Experts have long known that as oil paintings age, soaps can form within the paint, degrading the appearance of the artworks. The process significantly complicates the preservation of oil painting, along with valuable cultural manifestations, which the paintings themselves help to preserve.
“These soaps may form protrusions that grow within the paint and break up through the surface, creating a bumpy texture,” said Silvia Centeno, a member of the Department of Scientific Research at the New York Metropolitan Museum of Art (The Met). “In other cases, the soaps can increase the transparency of the paint, or form a disfiguring, white crust on the painting.”
“The Met, alongside our colleagues from other institutions, is trying to figure out why the process takes place, what triggers it, and if there’s a way we can prevent it,” Centeno said.
Karen Chen-Wiegart, an Assistant Professor at Stony Brook University with a joint appointment at Brookhaven National Laboratory (BNL) is part of a scientific collaboration led by researchers at The Met, the University of Delaware, and the U.S. Department of Energy’s (DOE) BNL that could help to answer these questions.
By analyzing a microscopic sample from The Crucifixion, a 15th century oil painting by Jan Van Eyck, the research team was able to determine which components in the paint were responsible for forming soaps. Their findings were published in Scientific Reports.
Scientists do not understand why the soaps take on different manifestations, and for many years, the underlying mechanisms of how the soaps form remained a mystery.
“It was a privilege to be part of this collaboration,” Chen-Wiegart said.“It is a rare opportunity to be able to work with a sample that carries so much history. When our staff saw that we were scanning this art in real-time, everyone got so excited because they saw that their tools could be used to study something they never thought was possible. It was exciting at multiple levels.”
“When we study paintings at the museum, we try to use noninvasive techniques—methods that do not induce permanent changes in the artwork,” Centeno said. “However, in some cases, we need to remove a very small sample for analysis. We will take it from areas where there is already a crack or a loss in the artwork. All the samples are archived so we can go back and reuse them, and in this case, the sample we studied had already been removed from the painting for another study when we realized it was a good example of soap formation.”
In order to study the tiny chemical features in the sample, the scientists needed the advanced capabilities of the x-ray microscope at beamline 5-ID at the National Synchrotron Light Source II (NSLS-II)—a DOE Office of Science user facility at Brookhaven Lab. This beamline has the unique ability to image the chemical makeup of complex structures, making it the perfect tool for studying small samples from works of art.
“Because these samples are so small, we needed beamline 5-ID’s sub-micron spatial resolution, and the expertise of the beamline staff,” Centeno said.

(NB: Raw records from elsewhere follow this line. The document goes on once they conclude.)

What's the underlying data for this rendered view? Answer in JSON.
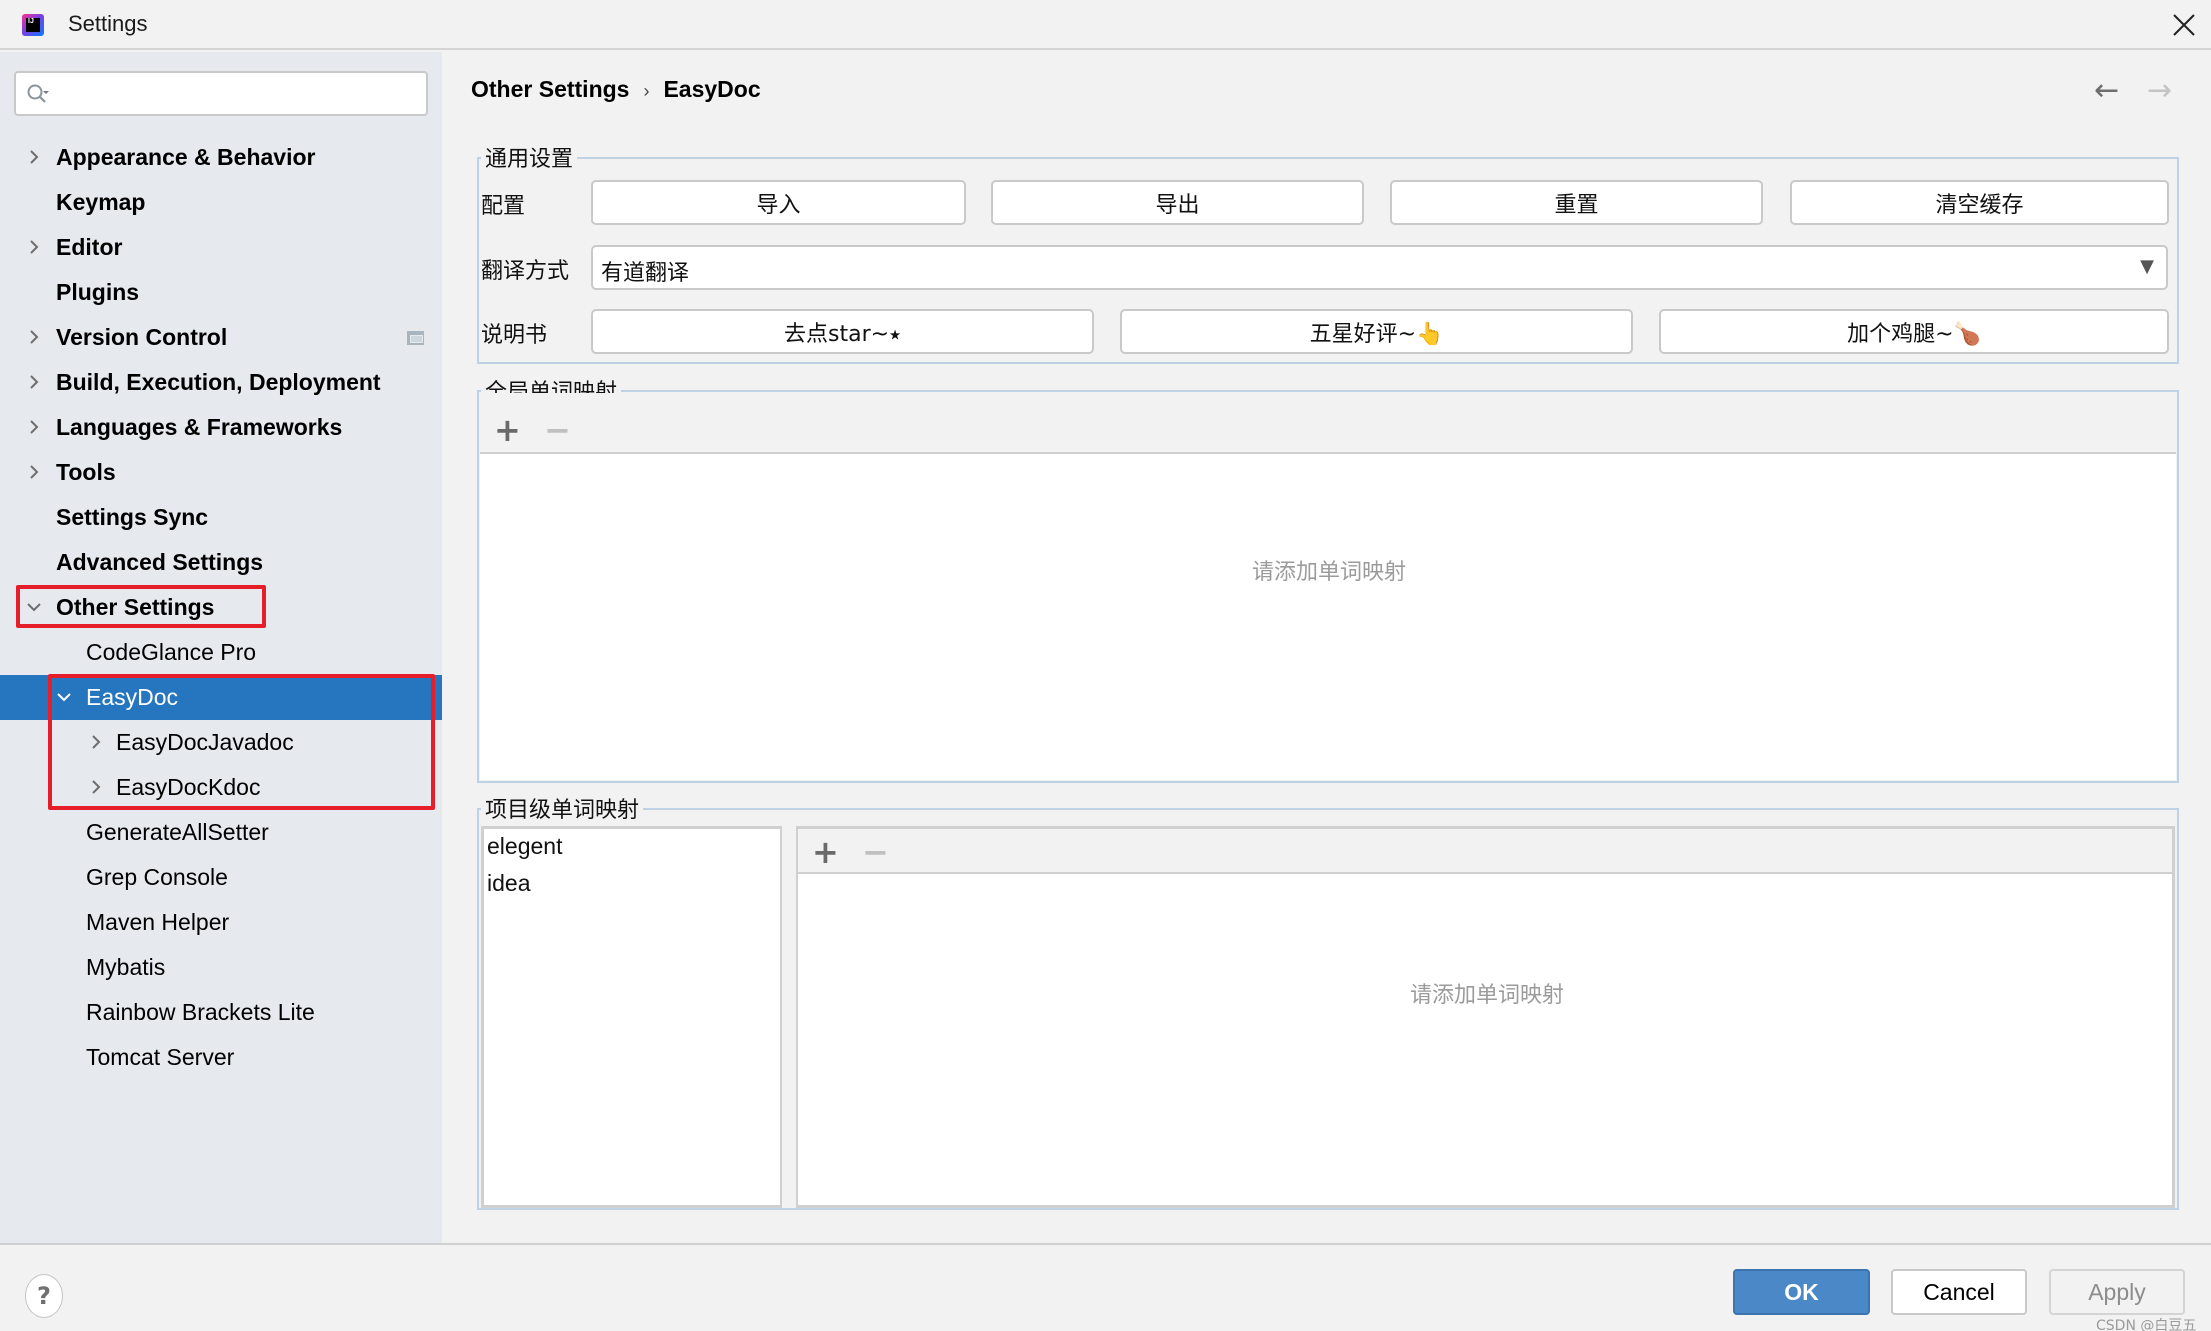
{
  "window": {
    "title": "Settings",
    "close_icon": "close-icon",
    "app_icon": "intellij-idea-icon"
  },
  "sidebar": {
    "search": {
      "value": "",
      "placeholder": "",
      "icon": "search-icon"
    },
    "items": [
      {
        "label": "Appearance & Behavior",
        "level": 0,
        "expandable": true,
        "expanded": false,
        "bold": true
      },
      {
        "label": "Keymap",
        "level": 0,
        "expandable": false,
        "bold": true
      },
      {
        "label": "Editor",
        "level": 0,
        "expandable": true,
        "expanded": false,
        "bold": true
      },
      {
        "label": "Plugins",
        "level": 0,
        "expandable": false,
        "bold": true
      },
      {
        "label": "Version Control",
        "level": 0,
        "expandable": true,
        "expanded": false,
        "bold": true,
        "badge_icon": "project-scope-icon"
      },
      {
        "label": "Build, Execution, Deployment",
        "level": 0,
        "expandable": true,
        "expanded": false,
        "bold": true
      },
      {
        "label": "Languages & Frameworks",
        "level": 0,
        "expandable": true,
        "expanded": false,
        "bold": true
      },
      {
        "label": "Tools",
        "level": 0,
        "expandable": true,
        "expanded": false,
        "bold": true
      },
      {
        "label": "Settings Sync",
        "level": 0,
        "expandable": false,
        "bold": true
      },
      {
        "label": "Advanced Settings",
        "level": 0,
        "expandable": false,
        "bold": true
      },
      {
        "label": "Other Settings",
        "level": 0,
        "expandable": true,
        "expanded": true,
        "bold": true,
        "highlighted": true
      },
      {
        "label": "CodeGlance Pro",
        "level": 1,
        "expandable": false
      },
      {
        "label": "EasyDoc",
        "level": 1,
        "expandable": true,
        "expanded": true,
        "selected": true,
        "highlighted": true
      },
      {
        "label": "EasyDocJavadoc",
        "level": 2,
        "expandable": true,
        "expanded": false,
        "highlighted": true
      },
      {
        "label": "EasyDocKdoc",
        "level": 2,
        "expandable": true,
        "expanded": false,
        "highlighted": true
      },
      {
        "label": "GenerateAllSetter",
        "level": 1,
        "expandable": false
      },
      {
        "label": "Grep Console",
        "level": 1,
        "expandable": false
      },
      {
        "label": "Maven Helper",
        "level": 1,
        "expandable": false
      },
      {
        "label": "Mybatis",
        "level": 1,
        "expandable": false
      },
      {
        "label": "Rainbow Brackets Lite",
        "level": 1,
        "expandable": false
      },
      {
        "label": "Tomcat Server",
        "level": 1,
        "expandable": false
      }
    ]
  },
  "breadcrumb": {
    "parent": "Other Settings",
    "separator": "›",
    "current": "EasyDoc",
    "back_icon": "arrow-left-icon",
    "forward_icon": "arrow-right-icon",
    "back_symbol": "←",
    "forward_symbol": "→"
  },
  "general": {
    "legend": "通用设置",
    "config_label": "配置",
    "config_buttons": [
      "导入",
      "导出",
      "重置",
      "清空缓存"
    ],
    "translate_label": "翻译方式",
    "translate_value": "有道翻译",
    "manual_label": "说明书",
    "manual_buttons": [
      "去点star~⭑",
      "五星好评~👆",
      "加个鸡腿~🍗"
    ]
  },
  "global_mapping": {
    "legend": "全局单词映射",
    "add_symbol": "+",
    "remove_symbol": "−",
    "empty_text": "请添加单词映射"
  },
  "project_mapping": {
    "legend": "项目级单词映射",
    "projects": [
      "elegent",
      "idea"
    ],
    "add_symbol": "+",
    "remove_symbol": "−",
    "empty_text": "请添加单词映射"
  },
  "footer": {
    "help_symbol": "?",
    "ok": "OK",
    "cancel": "Cancel",
    "apply": "Apply",
    "watermark": "CSDN @白豆五"
  },
  "colors": {
    "accent": "#2675bf",
    "ok_button": "#4a88c7",
    "highlight_box": "#e51e2a",
    "sidebar_bg": "#e6eaef"
  }
}
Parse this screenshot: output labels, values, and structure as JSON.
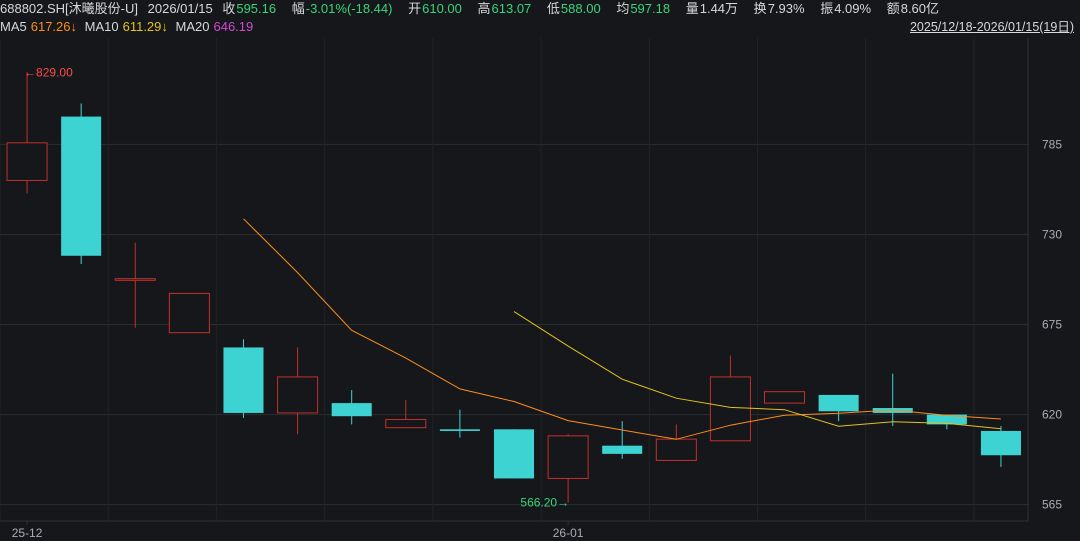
{
  "header": {
    "code": "688802.SH[沐曦股份-U]",
    "date": "2026/01/15",
    "close_label": "收",
    "close_value": "595.16",
    "change_label": "幅",
    "change_value": "-3.01%(-18.44)",
    "open_label": "开",
    "open_value": "610.00",
    "high_label": "高",
    "high_value": "613.07",
    "low_label": "低",
    "low_value": "588.00",
    "avg_label": "均",
    "avg_value": "597.18",
    "volume_label": "量",
    "volume_value": "1.44万",
    "turnover_label": "换",
    "turnover_value": "7.93%",
    "amplitude_label": "振",
    "amplitude_value": "4.09%",
    "amount_label": "额",
    "amount_value": "8.60亿"
  },
  "ma_legend": {
    "ma5_label": "MA5",
    "ma5_value": "617.26↓",
    "ma10_label": "MA10",
    "ma10_value": "611.29↓",
    "ma20_label": "MA20",
    "ma20_value": "646.19",
    "date_range": "2025/12/18-2026/01/15(19日)"
  },
  "colors": {
    "up": "#ff3b3b",
    "down": "#3ed3d3",
    "ma5": "#ff8c1a",
    "ma10": "#e3c21d",
    "ma20": "#d04ad0",
    "background": "#15171a",
    "grid": "#2a2d31"
  },
  "chart_data": {
    "type": "candlestick",
    "title": "",
    "ylim": [
      555,
      850
    ],
    "y_ticks": [
      "785",
      "730",
      "675",
      "620",
      "565"
    ],
    "x_tick_labels": [
      {
        "index": 0,
        "label": "25-12"
      },
      {
        "index": 10,
        "label": "26-01"
      }
    ],
    "high_marker": {
      "index": 0,
      "value": 829.0,
      "label": "829.00"
    },
    "low_marker": {
      "index": 10,
      "value": 566.2,
      "label": "566.20"
    },
    "candles": [
      {
        "open": 763,
        "close": 786,
        "high": 829,
        "low": 755
      },
      {
        "open": 802,
        "close": 717,
        "high": 810,
        "low": 712
      },
      {
        "open": 702,
        "close": 703,
        "high": 725,
        "low": 673
      },
      {
        "open": 670,
        "close": 694,
        "high": 694,
        "low": 670
      },
      {
        "open": 661,
        "close": 621,
        "high": 666,
        "low": 618
      },
      {
        "open": 621,
        "close": 643,
        "high": 661,
        "low": 608
      },
      {
        "open": 627,
        "close": 619,
        "high": 635,
        "low": 614
      },
      {
        "open": 612,
        "close": 617,
        "high": 629,
        "low": 612
      },
      {
        "open": 611,
        "close": 610,
        "high": 623,
        "low": 606
      },
      {
        "open": 611,
        "close": 581,
        "high": 611,
        "low": 581
      },
      {
        "open": 581,
        "close": 607,
        "high": 608,
        "low": 566.2
      },
      {
        "open": 601,
        "close": 596,
        "high": 616,
        "low": 593
      },
      {
        "open": 592,
        "close": 605,
        "high": 614,
        "low": 592
      },
      {
        "open": 604,
        "close": 643,
        "high": 656,
        "low": 604
      },
      {
        "open": 627,
        "close": 634,
        "high": 634,
        "low": 627
      },
      {
        "open": 632,
        "close": 622,
        "high": 632,
        "low": 616
      },
      {
        "open": 624,
        "close": 621,
        "high": 645,
        "low": 613
      },
      {
        "open": 620,
        "close": 614,
        "high": 620,
        "low": 611
      },
      {
        "open": 610,
        "close": 595.16,
        "high": 613.07,
        "low": 588
      }
    ],
    "series": [
      {
        "name": "MA5",
        "values": [
          null,
          null,
          null,
          null,
          739.6,
          706.7,
          671.5,
          654.5,
          635.7,
          628.0,
          616.3,
          610.6,
          604.9,
          613.5,
          619.6,
          620.8,
          622.8,
          619.5,
          617.3
        ]
      },
      {
        "name": "MA10",
        "values": [
          null,
          null,
          null,
          null,
          null,
          null,
          null,
          null,
          null,
          682.9,
          661.8,
          641.6,
          630.0,
          624.4,
          623.0,
          612.9,
          615.6,
          614.6,
          611.3
        ]
      }
    ]
  }
}
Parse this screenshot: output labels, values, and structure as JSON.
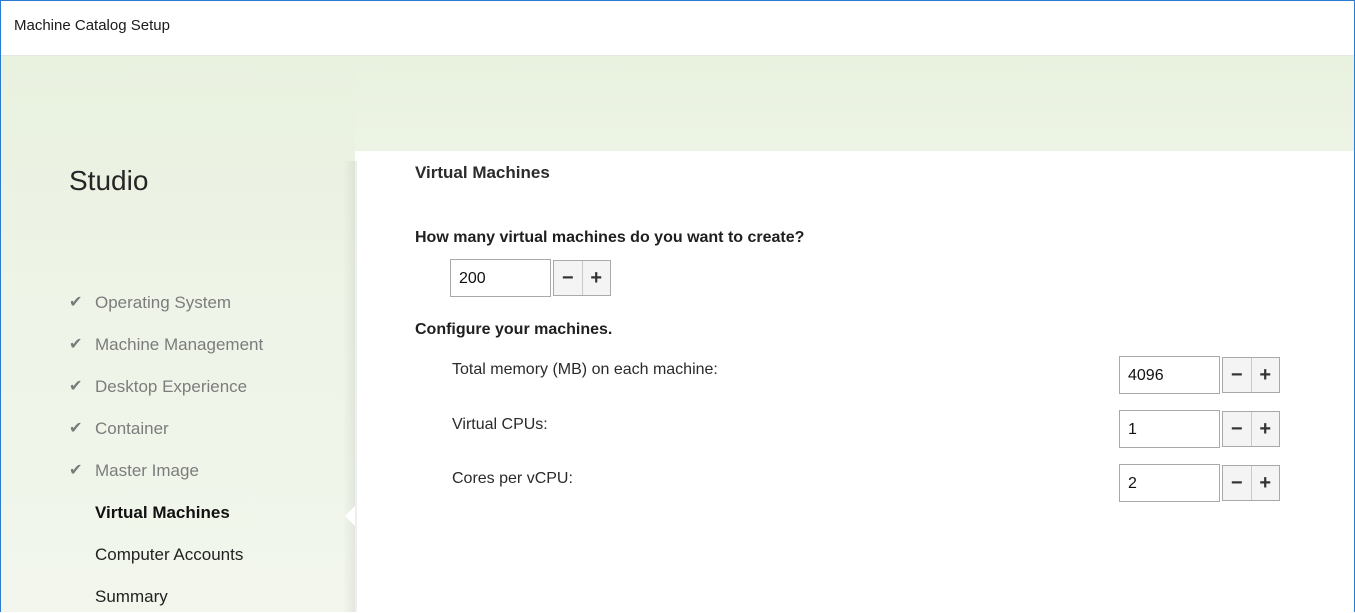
{
  "window": {
    "title": "Machine Catalog Setup"
  },
  "sidebar": {
    "brand": "Studio",
    "steps": [
      {
        "label": "Operating System",
        "state": "done"
      },
      {
        "label": "Machine Management",
        "state": "done"
      },
      {
        "label": "Desktop Experience",
        "state": "done"
      },
      {
        "label": "Container",
        "state": "done"
      },
      {
        "label": "Master Image",
        "state": "done"
      },
      {
        "label": "Virtual Machines",
        "state": "current"
      },
      {
        "label": "Computer Accounts",
        "state": "pending"
      },
      {
        "label": "Summary",
        "state": "pending"
      }
    ],
    "check_glyph": "✔"
  },
  "main": {
    "heading": "Virtual Machines",
    "question": "How many virtual machines do you want to create?",
    "vm_count": "200",
    "configure": "Configure your machines.",
    "fields": [
      {
        "label": "Total memory (MB) on each machine:",
        "value": "4096"
      },
      {
        "label": "Virtual CPUs:",
        "value": "1"
      },
      {
        "label": "Cores per vCPU:",
        "value": "2"
      }
    ],
    "minus": "−",
    "plus": "+"
  }
}
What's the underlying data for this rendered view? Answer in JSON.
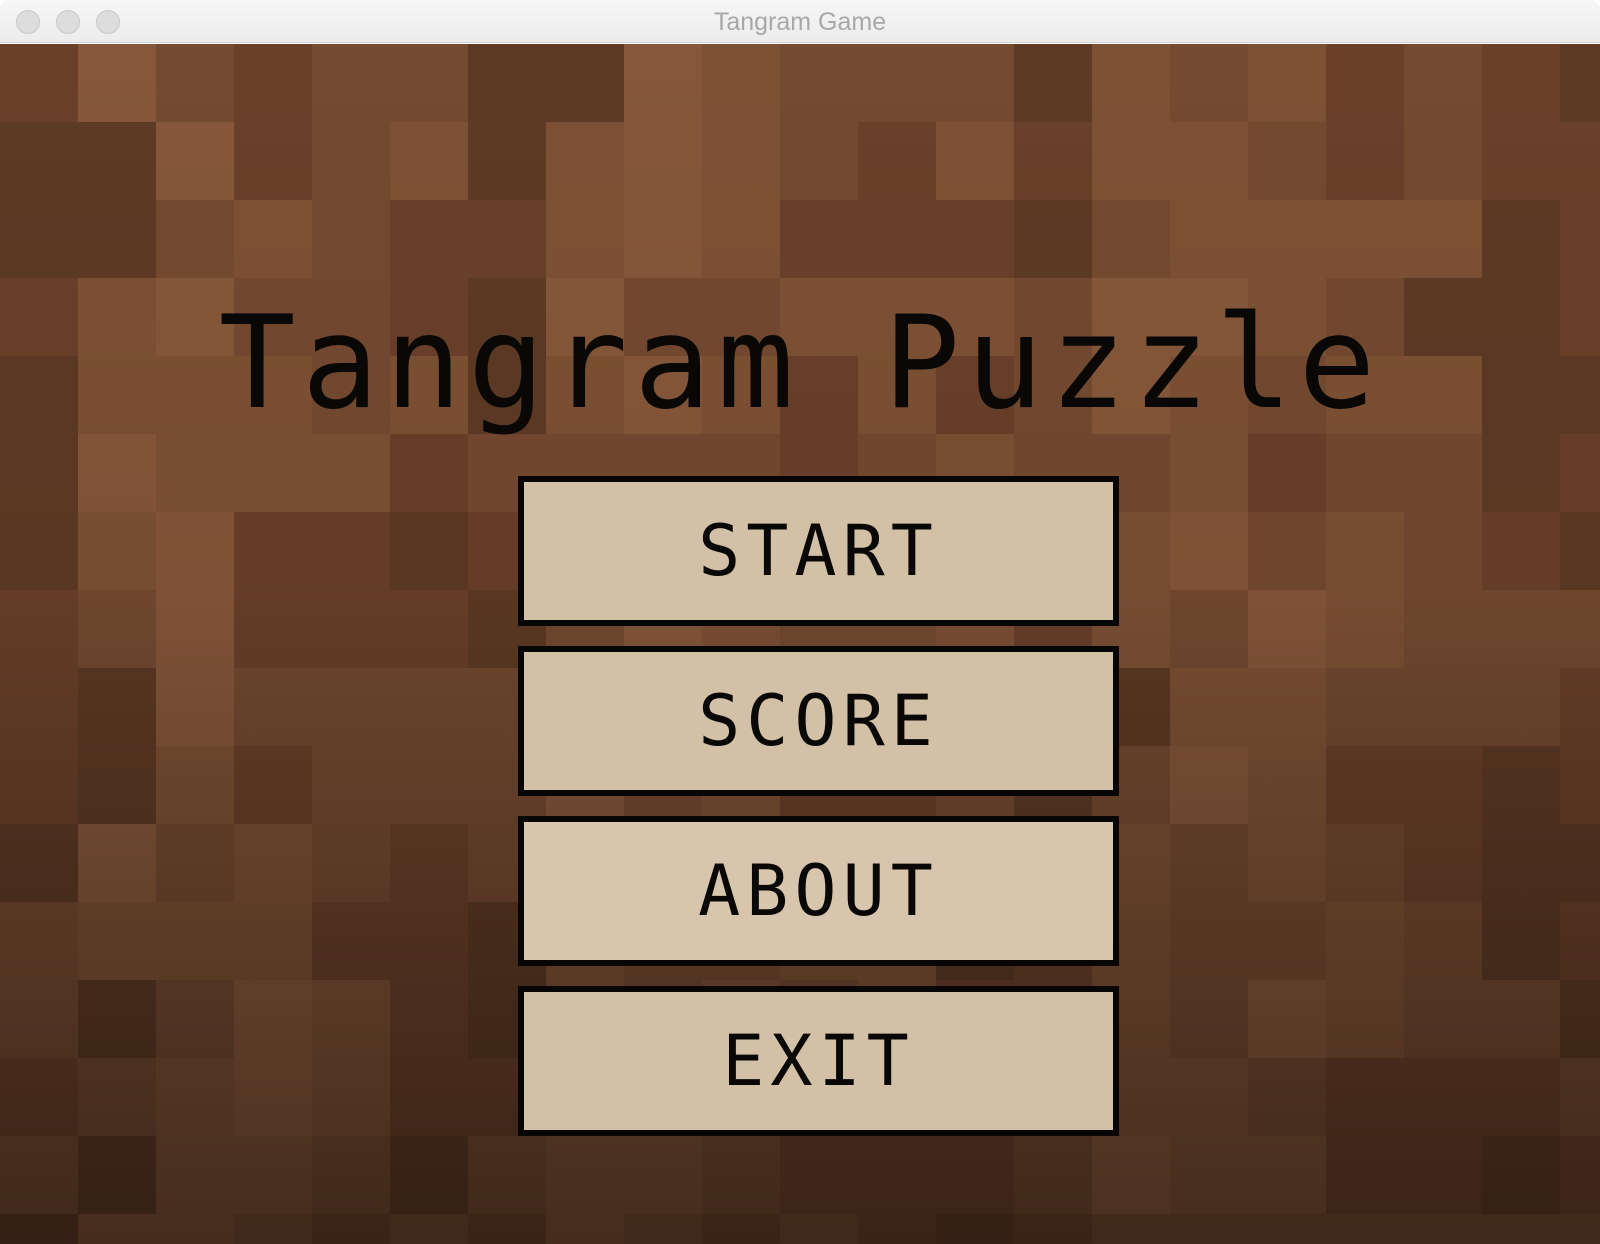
{
  "window": {
    "title": "Tangram Game"
  },
  "screen": {
    "title": "Tangram Puzzle",
    "buttons": [
      {
        "label": "START"
      },
      {
        "label": "SCORE"
      },
      {
        "label": "ABOUT"
      },
      {
        "label": "EXIT"
      }
    ]
  },
  "colors": {
    "button_fill": "#d2c1a6",
    "button_border": "#080604",
    "text": "#0a0806",
    "wood_palette": [
      "#5e3a24",
      "#6a4029",
      "#744a30",
      "#7d5134",
      "#86573a",
      "#4e3120",
      "#3e281b",
      "#33231a"
    ]
  },
  "icons": [
    "close-button",
    "minimize-button",
    "zoom-button"
  ]
}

Using a research technique called x-ray fluorescence microscopy, the scientists directed NSLS-II’s ultra-bright x-rays at the painting sample while moving the sample horizontally and vertically. This enabled them to generate maps that show how different elements are distributed in the sample, and determine how these elements had moved within the paint due to the deterioration. Additionally, using a technique called x-ray absorption spectroscopy, the scientists identified the presence of chemical compounds that were the products of deterioration reactions within the sample.
While the current study focused on one type of pigment, the collaboration intends to study how soap formation varies among different pigments, as well as the effects of temperature, humidity, and the paint’s porosity. They also hope to use a wider range of synchrotron techniques at NSLS-II to gain a more comprehensive understanding of the deterioration mechanism.